The difference limen for perceived stimulus orientation was measured for thin lines, and for sine wave gratings between 2.5 and 20.0 c/deg. All observers exhibited a marked meridional anisotropy on this task with both the thin line and grating test targets. For the sine wave gratings orientation discrimination was not found to depend on their spatial(More)
We assessed the ease with which horses could learn visual discriminations and measured their resolution acuity. We trained three horses to press their noses against one of two large wooden panels to receive a small food reward. Following training on a series of two-choice discrimination tasks, resolution acuity was measured. Although there was some(More)

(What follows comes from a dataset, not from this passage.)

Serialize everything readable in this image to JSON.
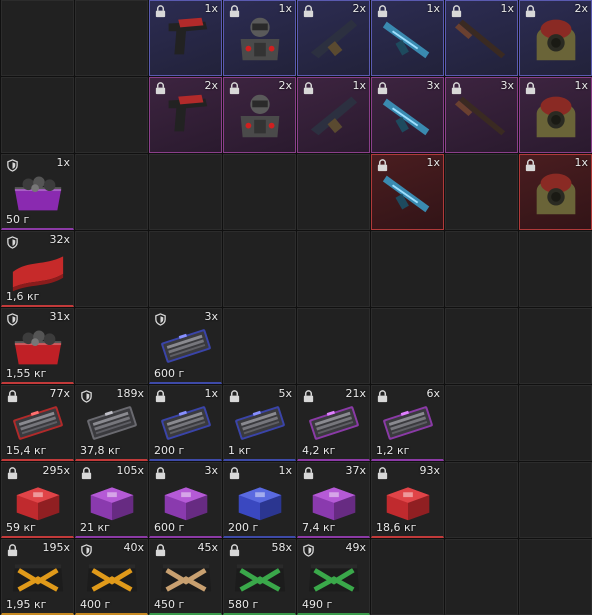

The time course of development of visual acuity for square wave gratings was measured behaviourally in a number of cats that were reared in total darkness until they were either 4 (5 cats) or 6 (1 cat) months of age. Less extensive measurements were also made on animals reared in a similar manner until they were either 1 1/2 or 10 months old. Initially, all(More)
OBJECTIVE In order to gain a more complete picture of the influence of alcohol on visual performance, we measured contrast sensitivity for a range of spatial and temporal frequencies in individuals with moderate blood alcohol concentrations (BACs). METHOD Subjects were tested at blood alcohol concentrations of 0.06% in both the rising and falling phases(More)
It has been suggested that acetylcholine plays a role in contrast discrimination performance and the regulation of visual contrast gain (Smith, 1996). Since alcohol has been shown to reduce levels of acetylcholine and contrast sensitivity, the present study measured the effects of alcohol on contrast discrimination and explored whether the deficits could be(More)
It has been shown that saccade-related neurons in the superior colliculus (SC) display an increased level of prestimulus activity and a higher stimulus-related burst in action potentials preceding direction errors in the anti-saccade task compared with correct anti-saccades. From this, it has been hypothesized that errors occur when the incoming visual(More)
While the alcohol literature is extensive, relatively little addresses the relationship between physiological effects and behavioural changes. Using the visual system as a model, we examined alcohol's influence on neural temporal processing as a potential means for alcohol's effects. We did this by using tasks that provided a measure of processing speed:(More)
In the first of two experiments, the effects of ethyl alcohol on monaural and binaural thresholds for pure tones were measured for a range of frequencies. The results showed a frequency-specific effect in which low frequencies were more severely affected than higher ones. Also, monaural thresholds tended to be more affected by alcohol than binaural ones.(More)